He was seen holding a sign reading “NYPD Don’t Be Wall Street Mercenaries.”
In a video interview with Livestreamers, he railed against the excessive power of corporate America and the wrongful eviction of protesters from Zuccotti Park. He said if the occupations “continue to grow, you’re going to see a lot more of the FBI.”
Rea more » Common Dreams
– Noam Chomsky Speaks to Occupy: If We Want a Chance at a Decent Future, the Movement Here and Around the World Must Grow
By Noam Chomsky
In a speech to Occupy Boston, the linguist and icon hailed the “unprecedented” first weeks of OWS. He cautioned protesters to build and educate first, strike later.
November 1, 2011, It’s a little hard to give a Howard Zinn Memorial Lecture at an Occupy meeting. There are mixed feelings that go along with it. First of all, regret that Howard is not here to take part and invigorate it in his particular way, something that would have been the dream of his life, and secondly, excitement that the dream is actually being fulfilled. It’s a dream for which he laid a lot of the groundwork. It would have been the fulfillment of a dream for him to be here with you.

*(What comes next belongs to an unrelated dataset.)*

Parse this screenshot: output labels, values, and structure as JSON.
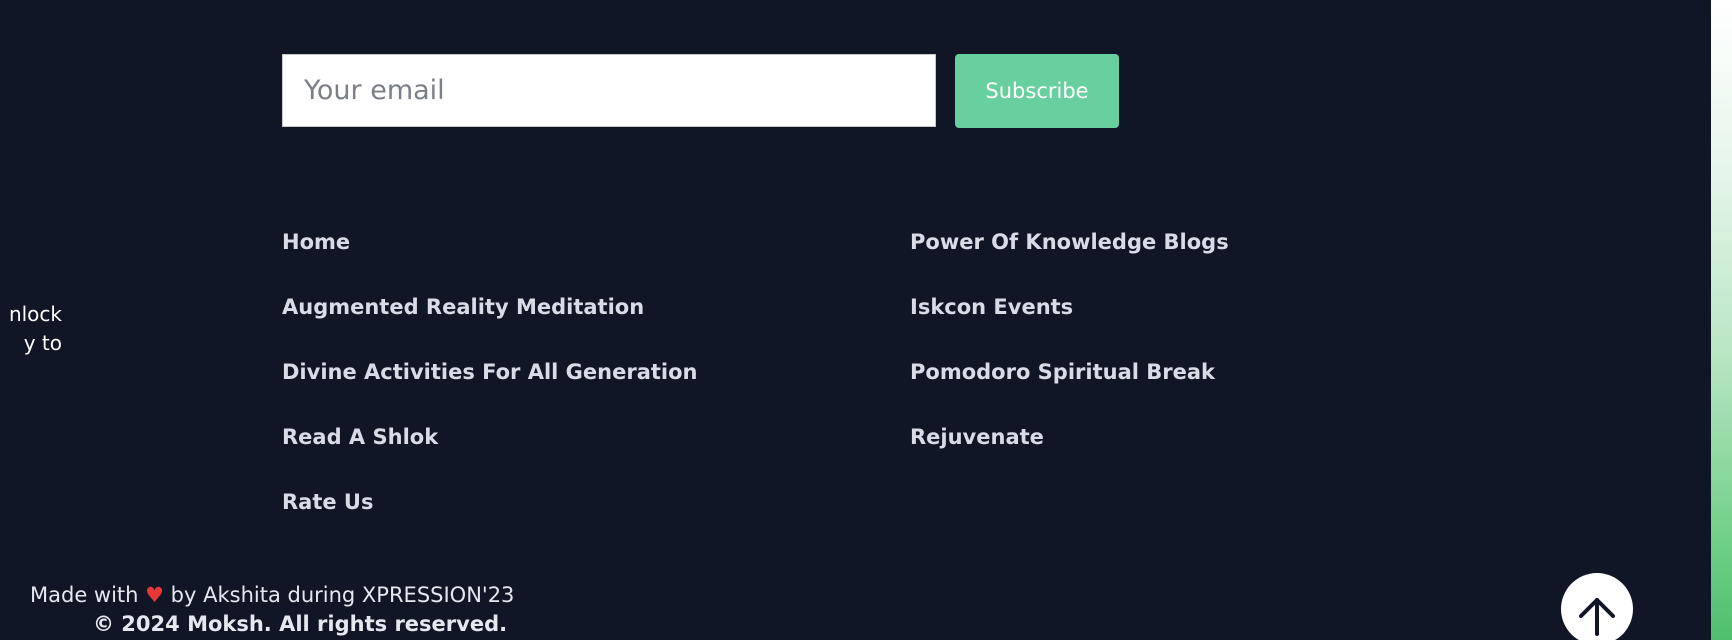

The Occupy movement really is an exciting development. In fact, it’s spectacular. It’s unprecedented; there’s never been anything like it that I can think of. If the bonds and associations that are being established at these remarkable events can be sustained through a long, hard period ahead — because victories don’t come quickly– this could turn out to be a very significant moment in American history. ….
Read more » AlterNet

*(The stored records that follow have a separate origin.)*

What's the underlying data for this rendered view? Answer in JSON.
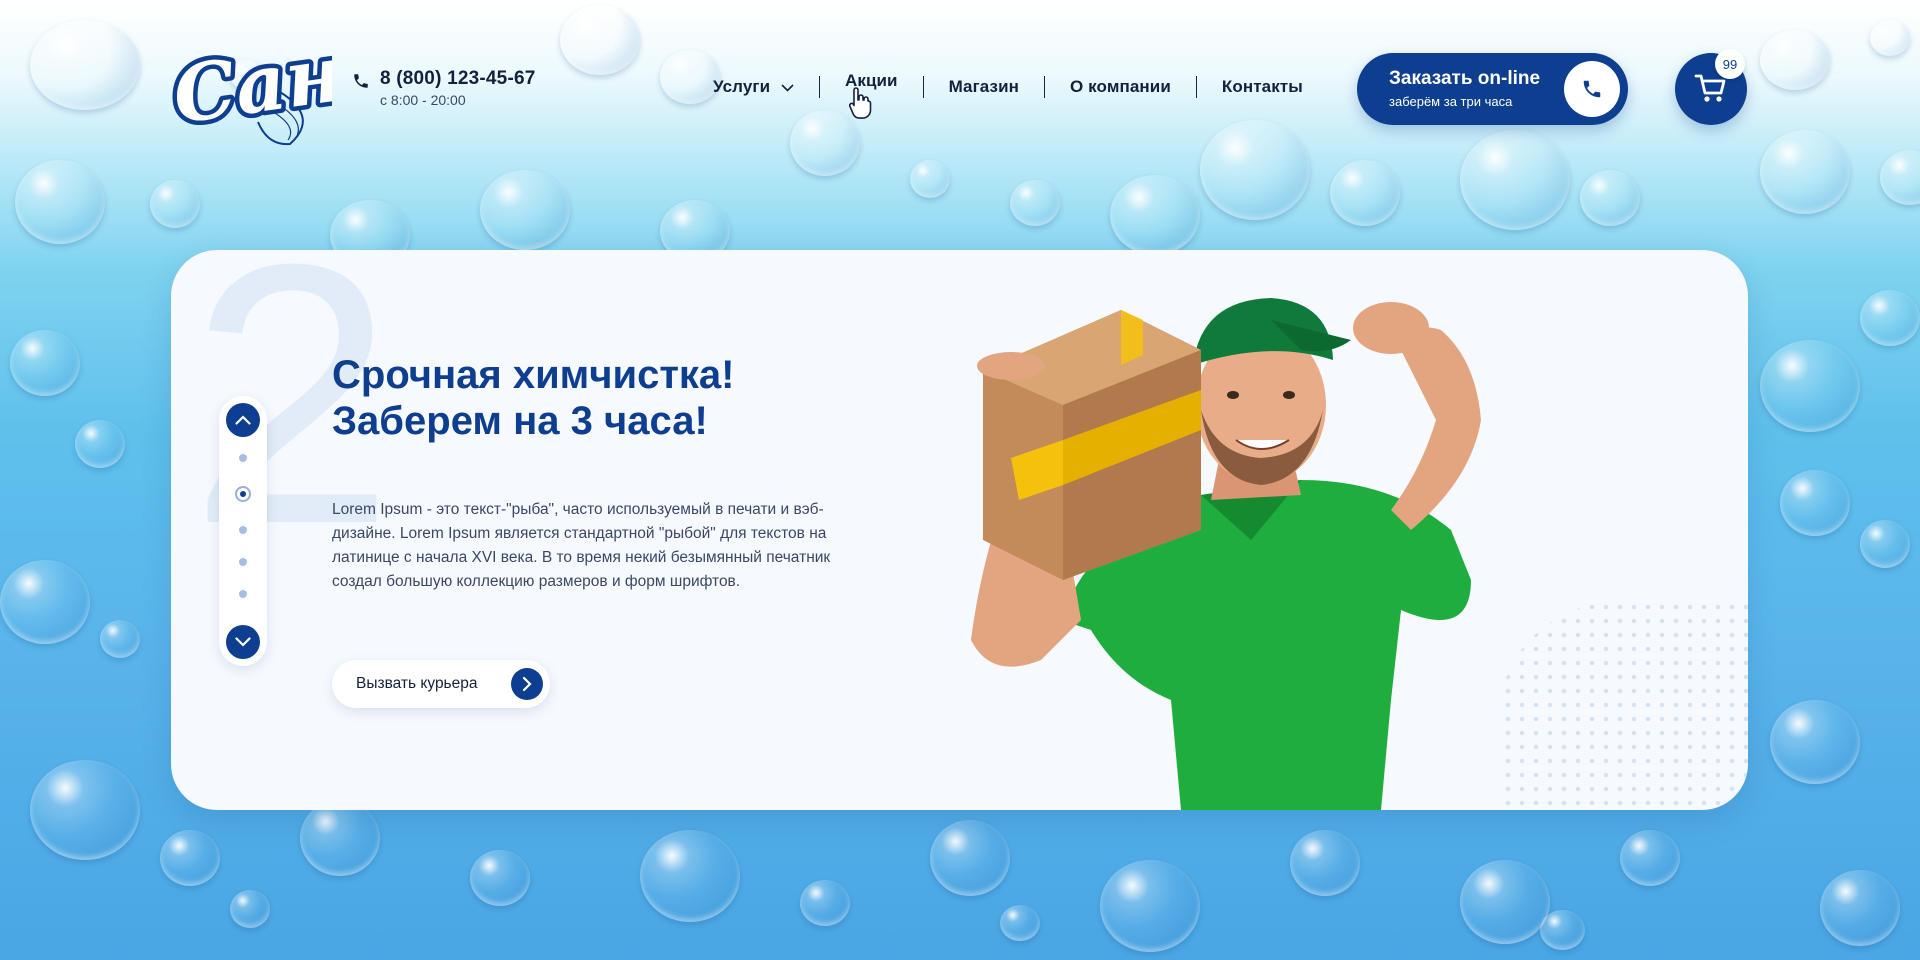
{
  "brand": {
    "logo_text": "Сана"
  },
  "contact": {
    "phone": "8 (800) 123-45-67",
    "hours": "с 8:00 - 20:00"
  },
  "nav": {
    "items": [
      {
        "label": "Услуги",
        "has_dropdown": true
      },
      {
        "label": "Акции"
      },
      {
        "label": "Магазин"
      },
      {
        "label": "О компании"
      },
      {
        "label": "Контакты"
      }
    ]
  },
  "order": {
    "title": "Заказать on-line",
    "subtitle": "заберём за три часа"
  },
  "cart": {
    "count": "99"
  },
  "hero": {
    "slide_number": "2",
    "title": "Срочная химчистка!\nЗаберем на 3 часа!",
    "text": "Lorem Ipsum - это текст-\"рыба\", часто используемый в печати и вэб-дизайне. Lorem Ipsum является стандартной \"рыбой\" для текстов на латинице с начала XVI века. В то время некий безымянный печатник создал большую коллекцию размеров и форм шрифтов.",
    "cta_label": "Вызвать курьера",
    "slider": {
      "total_dots": 5,
      "active_index": 1
    }
  },
  "colors": {
    "brand_blue": "#0d3e8f",
    "text_dark": "#14213d",
    "card_bg": "#f6f9fe",
    "shirt_green": "#1fae3e"
  },
  "icons": {
    "phone": "phone-icon",
    "chevron": "chevron-down-icon",
    "cart": "cart-icon",
    "arrow_up": "arrow-up-icon",
    "arrow_down": "arrow-down-icon",
    "arrow_right": "arrow-right-icon"
  }
}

By Nihan Saeed
Religious extremism did not grow in Wana. Rather its origins can be traced to Punjab. The dagger which drew the first blood in the name of faith was used in Lahore and not in Miranshah. The wind of fanaticism had already swept through the land of five rivers before it shook the mighty Hindukush. ….
…. Yet another truth is that in this land of saints, communal hatred devoured a million lives in 1947. Six years later, it was again Punjab where houses of Ahmedis were torched. Also, Punjab staged the initial enactments of the gory drama of sectarian carnage in 1980s. …
Read more: DAWN.COM